**EXTRACTED MATERIAL**
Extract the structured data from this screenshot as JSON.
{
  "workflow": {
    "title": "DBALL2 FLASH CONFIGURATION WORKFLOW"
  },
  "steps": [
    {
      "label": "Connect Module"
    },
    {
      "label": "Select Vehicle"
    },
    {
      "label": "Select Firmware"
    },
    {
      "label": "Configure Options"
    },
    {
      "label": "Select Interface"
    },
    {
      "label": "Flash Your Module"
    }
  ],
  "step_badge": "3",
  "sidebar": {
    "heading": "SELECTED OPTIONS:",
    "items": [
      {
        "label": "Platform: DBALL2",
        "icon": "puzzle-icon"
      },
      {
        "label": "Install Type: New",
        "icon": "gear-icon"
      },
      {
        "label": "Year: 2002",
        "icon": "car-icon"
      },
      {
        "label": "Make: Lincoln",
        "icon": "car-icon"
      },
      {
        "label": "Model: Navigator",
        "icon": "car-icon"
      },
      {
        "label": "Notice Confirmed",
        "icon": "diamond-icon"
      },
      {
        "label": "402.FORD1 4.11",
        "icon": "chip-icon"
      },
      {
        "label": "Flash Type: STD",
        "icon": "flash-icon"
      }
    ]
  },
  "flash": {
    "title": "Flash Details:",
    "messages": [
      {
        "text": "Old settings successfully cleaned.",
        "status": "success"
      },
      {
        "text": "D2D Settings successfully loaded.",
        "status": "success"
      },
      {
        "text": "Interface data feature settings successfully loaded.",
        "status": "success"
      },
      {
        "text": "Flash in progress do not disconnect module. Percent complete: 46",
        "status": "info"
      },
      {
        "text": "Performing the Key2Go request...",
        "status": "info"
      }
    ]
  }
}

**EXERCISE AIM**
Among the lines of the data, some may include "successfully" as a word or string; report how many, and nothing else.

**RESPONSE AREA**
3